Every entry must be given again exactly.

(Dataset rows for apps and sites)
▬▬▬▬▬▬▬▬▬▬

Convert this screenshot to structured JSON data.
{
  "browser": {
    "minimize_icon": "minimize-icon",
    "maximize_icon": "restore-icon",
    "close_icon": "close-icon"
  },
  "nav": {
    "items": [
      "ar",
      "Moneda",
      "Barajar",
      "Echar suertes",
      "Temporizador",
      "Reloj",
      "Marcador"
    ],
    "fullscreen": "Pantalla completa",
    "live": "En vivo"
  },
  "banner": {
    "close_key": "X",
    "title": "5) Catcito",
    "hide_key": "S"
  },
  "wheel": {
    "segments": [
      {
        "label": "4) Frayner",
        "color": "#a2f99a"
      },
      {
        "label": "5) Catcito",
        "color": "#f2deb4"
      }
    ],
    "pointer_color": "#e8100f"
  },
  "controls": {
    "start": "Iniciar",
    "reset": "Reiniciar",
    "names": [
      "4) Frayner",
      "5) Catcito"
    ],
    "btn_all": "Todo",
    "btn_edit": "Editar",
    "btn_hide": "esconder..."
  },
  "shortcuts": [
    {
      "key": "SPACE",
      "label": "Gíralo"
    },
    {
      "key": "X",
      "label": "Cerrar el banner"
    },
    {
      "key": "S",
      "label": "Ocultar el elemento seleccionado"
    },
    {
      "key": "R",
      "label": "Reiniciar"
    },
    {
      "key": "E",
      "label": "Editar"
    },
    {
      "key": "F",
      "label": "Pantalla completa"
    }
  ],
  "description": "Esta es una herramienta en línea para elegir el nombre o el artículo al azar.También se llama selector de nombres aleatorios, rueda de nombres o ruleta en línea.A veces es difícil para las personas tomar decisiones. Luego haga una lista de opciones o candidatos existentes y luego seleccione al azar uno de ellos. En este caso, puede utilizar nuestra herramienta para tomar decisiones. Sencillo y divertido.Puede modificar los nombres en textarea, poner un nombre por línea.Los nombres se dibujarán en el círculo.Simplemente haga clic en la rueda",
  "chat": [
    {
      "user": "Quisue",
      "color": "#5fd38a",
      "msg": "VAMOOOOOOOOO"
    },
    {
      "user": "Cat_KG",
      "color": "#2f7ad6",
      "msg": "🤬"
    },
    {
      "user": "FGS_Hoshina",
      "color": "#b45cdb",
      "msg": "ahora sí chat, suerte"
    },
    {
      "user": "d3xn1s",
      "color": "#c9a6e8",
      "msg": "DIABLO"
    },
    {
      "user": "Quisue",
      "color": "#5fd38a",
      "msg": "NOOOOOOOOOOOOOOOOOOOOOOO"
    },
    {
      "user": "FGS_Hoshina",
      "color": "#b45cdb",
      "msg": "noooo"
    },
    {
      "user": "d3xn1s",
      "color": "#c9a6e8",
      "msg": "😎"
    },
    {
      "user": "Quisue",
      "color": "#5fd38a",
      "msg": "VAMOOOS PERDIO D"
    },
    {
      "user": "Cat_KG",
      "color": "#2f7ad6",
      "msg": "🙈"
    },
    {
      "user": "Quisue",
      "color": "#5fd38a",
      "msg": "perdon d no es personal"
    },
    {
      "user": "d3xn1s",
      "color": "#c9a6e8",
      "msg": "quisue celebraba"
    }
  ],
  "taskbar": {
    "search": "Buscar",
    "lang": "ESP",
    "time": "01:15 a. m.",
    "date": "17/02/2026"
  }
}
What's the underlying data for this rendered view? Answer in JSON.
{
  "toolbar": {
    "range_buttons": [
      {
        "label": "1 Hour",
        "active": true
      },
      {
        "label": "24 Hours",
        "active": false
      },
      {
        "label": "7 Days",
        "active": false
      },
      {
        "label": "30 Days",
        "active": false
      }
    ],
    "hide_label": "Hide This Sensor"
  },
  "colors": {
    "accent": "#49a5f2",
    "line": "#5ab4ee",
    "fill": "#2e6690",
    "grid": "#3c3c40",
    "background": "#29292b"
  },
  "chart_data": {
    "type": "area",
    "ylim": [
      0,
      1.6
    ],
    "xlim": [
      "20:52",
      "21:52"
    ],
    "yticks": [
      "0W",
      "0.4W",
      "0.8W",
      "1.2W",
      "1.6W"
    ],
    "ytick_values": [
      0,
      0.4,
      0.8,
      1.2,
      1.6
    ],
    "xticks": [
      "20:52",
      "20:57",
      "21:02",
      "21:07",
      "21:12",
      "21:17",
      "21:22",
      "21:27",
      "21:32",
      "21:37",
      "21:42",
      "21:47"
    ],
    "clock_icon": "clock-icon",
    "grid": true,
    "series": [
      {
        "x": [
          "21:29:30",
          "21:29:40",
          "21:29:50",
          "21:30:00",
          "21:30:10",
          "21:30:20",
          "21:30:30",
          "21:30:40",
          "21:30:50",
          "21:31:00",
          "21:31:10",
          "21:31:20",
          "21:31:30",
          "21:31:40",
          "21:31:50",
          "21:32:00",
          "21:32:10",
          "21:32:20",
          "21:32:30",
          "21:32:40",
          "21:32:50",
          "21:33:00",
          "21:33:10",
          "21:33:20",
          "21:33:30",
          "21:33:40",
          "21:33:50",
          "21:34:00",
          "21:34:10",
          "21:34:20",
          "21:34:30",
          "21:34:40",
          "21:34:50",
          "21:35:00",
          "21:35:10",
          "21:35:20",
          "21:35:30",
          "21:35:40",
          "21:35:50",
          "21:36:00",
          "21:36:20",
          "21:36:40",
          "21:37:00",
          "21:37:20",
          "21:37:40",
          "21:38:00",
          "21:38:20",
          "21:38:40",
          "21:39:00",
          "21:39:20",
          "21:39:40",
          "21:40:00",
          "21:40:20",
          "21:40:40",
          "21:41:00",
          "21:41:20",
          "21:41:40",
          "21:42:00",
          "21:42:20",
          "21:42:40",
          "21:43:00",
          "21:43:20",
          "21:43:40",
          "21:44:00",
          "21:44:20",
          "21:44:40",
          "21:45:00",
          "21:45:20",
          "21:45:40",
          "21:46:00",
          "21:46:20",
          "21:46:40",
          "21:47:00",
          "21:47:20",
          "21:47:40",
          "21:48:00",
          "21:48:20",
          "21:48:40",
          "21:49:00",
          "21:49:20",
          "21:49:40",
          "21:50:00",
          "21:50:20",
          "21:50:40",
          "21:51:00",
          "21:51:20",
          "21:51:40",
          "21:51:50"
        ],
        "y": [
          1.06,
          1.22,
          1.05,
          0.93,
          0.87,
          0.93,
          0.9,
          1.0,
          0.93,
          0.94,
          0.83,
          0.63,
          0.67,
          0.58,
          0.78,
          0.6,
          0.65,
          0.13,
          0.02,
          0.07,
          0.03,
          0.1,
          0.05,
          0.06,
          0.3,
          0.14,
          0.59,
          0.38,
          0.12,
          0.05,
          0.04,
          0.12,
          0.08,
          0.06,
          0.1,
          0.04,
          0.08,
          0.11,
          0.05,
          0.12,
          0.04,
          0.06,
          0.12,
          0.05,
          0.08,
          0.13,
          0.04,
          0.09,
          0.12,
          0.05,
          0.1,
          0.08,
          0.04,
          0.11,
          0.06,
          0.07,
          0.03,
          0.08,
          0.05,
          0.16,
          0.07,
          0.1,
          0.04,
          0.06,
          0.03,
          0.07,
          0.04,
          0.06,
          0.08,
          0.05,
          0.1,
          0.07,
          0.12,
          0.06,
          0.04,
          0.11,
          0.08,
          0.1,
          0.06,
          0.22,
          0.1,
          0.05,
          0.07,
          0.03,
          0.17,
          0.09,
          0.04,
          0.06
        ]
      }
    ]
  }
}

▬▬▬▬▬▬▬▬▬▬

Finished exercise —
Convert this screenshot to structured JSON data.
{
  "browser": {
    "minimize_icon": "minimize-icon",
    "maximize_icon": "restore-icon",
    "close_icon": "close-icon"
  },
  "nav": {
    "items": [
      "ar",
      "Moneda",
      "Barajar",
      "Echar suertes",
      "Temporizador",
      "Reloj",
      "Marcador"
    ],
    "fullscreen": "Pantalla completa",
    "live": "En vivo"
  },
  "banner": {
    "close_key": "X",
    "title": "5) Catcito",
    "hide_key": "S"
  },
  "wheel": {
    "segments": [
      {
        "label": "4) Frayner",
        "color": "#a2f99a"
      },
      {
        "label": "5) Catcito",
        "color": "#f2deb4"
      }
    ],
    "pointer_color": "#e8100f"
  },
  "controls": {
    "start": "Iniciar",
    "reset": "Reiniciar",
    "names": [
      "4) Frayner",
      "5) Catcito"
    ],
    "btn_all": "Todo",
    "btn_edit": "Editar",
    "btn_hide": "esconder..."
  },
  "shortcuts": [
    {
      "key": "SPACE",
      "label": "Gíralo"
    },
    {
      "key": "X",
      "label": "Cerrar el banner"
    },
    {
      "key": "S",
      "label": "Ocultar el elemento seleccionado"
    },
    {
      "key": "R",
      "label": "Reiniciar"
    },
    {
      "key": "E",
      "label": "Editar"
    },
    {
      "key": "F",
      "label": "Pantalla completa"
    }
  ],
  "description": "Esta es una herramienta en línea para elegir el nombre o el artículo al azar.También se llama selector de nombres aleatorios, rueda de nombres o ruleta en línea.A veces es difícil para las personas tomar decisiones. Luego haga una lista de opciones o candidatos existentes y luego seleccione al azar uno de ellos. En este caso, puede utilizar nuestra herramienta para tomar decisiones. Sencillo y divertido.Puede modificar los nombres en textarea, poner un nombre por línea.Los nombres se dibujarán en el círculo.Simplemente haga clic en la rueda",
  "chat": [
    {
      "user": "Quisue",
      "color": "#5fd38a",
      "msg": "VAMOOOOOOOOO"
    },
    {
      "user": "Cat_KG",
      "color": "#2f7ad6",
      "msg": "🤬"
    },
    {
      "user": "FGS_Hoshina",
      "color": "#b45cdb",
      "msg": "ahora sí chat, suerte"
    },
    {
      "user": "d3xn1s",
      "color": "#c9a6e8",
      "msg": "DIABLO"
    },
    {
      "user": "Quisue",
      "color": "#5fd38a",
      "msg": "NOOOOOOOOOOOOOOOOOOOOOOO"
    },
    {
      "user": "FGS_Hoshina",
      "color": "#b45cdb",
      "msg": "noooo"
    },
    {
      "user": "d3xn1s",
      "color": "#c9a6e8",
      "msg": "😎"
    },
    {
      "user": "Quisue",
      "color": "#5fd38a",
      "msg": "VAMOOOS PERDIO D"
    },
    {
      "user": "Cat_KG",
      "color": "#2f7ad6",
      "msg": "🙈"
    },
    {
      "user": "Quisue",
      "color": "#5fd38a",
      "msg": "perdon d no es personal"
    },
    {
      "user": "d3xn1s",
      "color": "#c9a6e8",
      "msg": "quisue celebraba"
    }
  ],
  "taskbar": {
    "search": "Buscar",
    "lang": "ESP",
    "time": "01:15 a. m.",
    "date": "17/02/2026"
  }
}
What's the underlying data for this rendered view? Answer in JSON.
{
  "toolbar": {
    "range_buttons": [
      {
        "label": "1 Hour",
        "active": true
      },
      {
        "label": "24 Hours",
        "active": false
      },
      {
        "label": "7 Days",
        "active": false
      },
      {
        "label": "30 Days",
        "active": false
      }
    ],
    "hide_label": "Hide This Sensor"
  },
  "colors": {
    "accent": "#49a5f2",
    "line": "#5ab4ee",
    "fill": "#2e6690",
    "grid": "#3c3c40",
    "background": "#29292b"
  },
  "chart_data": {
    "type": "area",
    "ylim": [
      0,
      1.6
    ],
    "xlim": [
      "20:52",
      "21:52"
    ],
    "yticks": [
      "0W",
      "0.4W",
      "0.8W",
      "1.2W",
      "1.6W"
    ],
    "ytick_values": [
      0,
      0.4,
      0.8,
      1.2,
      1.6
    ],
    "xticks": [
      "20:52",
      "20:57",
      "21:02",
      "21:07",
      "21:12",
      "21:17",
      "21:22",
      "21:27",
      "21:32",
      "21:37",
      "21:42",
      "21:47"
    ],
    "clock_icon": "clock-icon",
    "grid": true,
    "series": [
      {
        "x": [
          "21:29:30",
          "21:29:40",
          "21:29:50",
          "21:30:00",
          "21:30:10",
          "21:30:20",
          "21:30:30",
          "21:30:40",
          "21:30:50",
          "21:31:00",
          "21:31:10",
          "21:31:20",
          "21:31:30",
          "21:31:40",
          "21:31:50",
          "21:32:00",
          "21:32:10",
          "21:32:20",
          "21:32:30",
          "21:32:40",
          "21:32:50",
          "21:33:00",
          "21:33:10",
          "21:33:20",
          "21:33:30",
          "21:33:40",
          "21:33:50",
          "21:34:00",
          "21:34:10",
          "21:34:20",
          "21:34:30",
          "21:34:40",
          "21:34:50",
          "21:35:00",
          "21:35:10",
          "21:35:20",
          "21:35:30",
          "21:35:40",
          "21:35:50",
          "21:36:00",
          "21:36:20",
          "21:36:40",
          "21:37:00",
          "21:37:20",
          "21:37:40",
          "21:38:00",
          "21:38:20",
          "21:38:40",
          "21:39:00",
          "21:39:20",
          "21:39:40",
          "21:40:00",
          "21:40:20",
          "21:40:40",
          "21:41:00",
          "21:41:20",
          "21:41:40",
          "21:42:00",
          "21:42:20",
          "21:42:40",
          "21:43:00",
          "21:43:20",
          "21:43:40",
          "21:44:00",
          "21:44:20",
          "21:44:40",
          "21:45:00",
          "21:45:20",
          "21:45:40",
          "21:46:00",
          "21:46:20",
          "21:46:40",
          "21:47:00",
          "21:47:20",
          "21:47:40",
          "21:48:00",
          "21:48:20",
          "21:48:40",
          "21:49:00",
          "21:49:20",
          "21:49:40",
          "21:50:00",
          "21:50:20",
          "21:50:40",
          "21:51:00",
          "21:51:20",
          "21:51:40",
          "21:51:50"
        ],
        "y": [
          1.06,
          1.22,
          1.05,
          0.93,
          0.87,
          0.93,
          0.9,
          1.0,
          0.93,
          0.94,
          0.83,
          0.63,
          0.67,
          0.58,
          0.78,
          0.6,
          0.65,
          0.13,
          0.02,
          0.07,
          0.03,
          0.1,
          0.05,
          0.06,
          0.3,
          0.14,
          0.59,
          0.38,
          0.12,
          0.05,
          0.04,
          0.12,
          0.08,
          0.06,
          0.1,
          0.04,
          0.08,
          0.11,
          0.05,
          0.12,
          0.04,
          0.06,
          0.12,
          0.05,
          0.08,
          0.13,
          0.04,
          0.09,
          0.12,
          0.05,
          0.1,
          0.08,
          0.04,
          0.11,
          0.06,
          0.07,
          0.03,
          0.08,
          0.05,
          0.16,
          0.07,
          0.1,
          0.04,
          0.06,
          0.03,
          0.07,
          0.04,
          0.06,
          0.08,
          0.05,
          0.1,
          0.07,
          0.12,
          0.06,
          0.04,
          0.11,
          0.08,
          0.1,
          0.06,
          0.22,
          0.1,
          0.05,
          0.07,
          0.03,
          0.17,
          0.09,
          0.04,
          0.06
        ]
      }
    ]
  }
}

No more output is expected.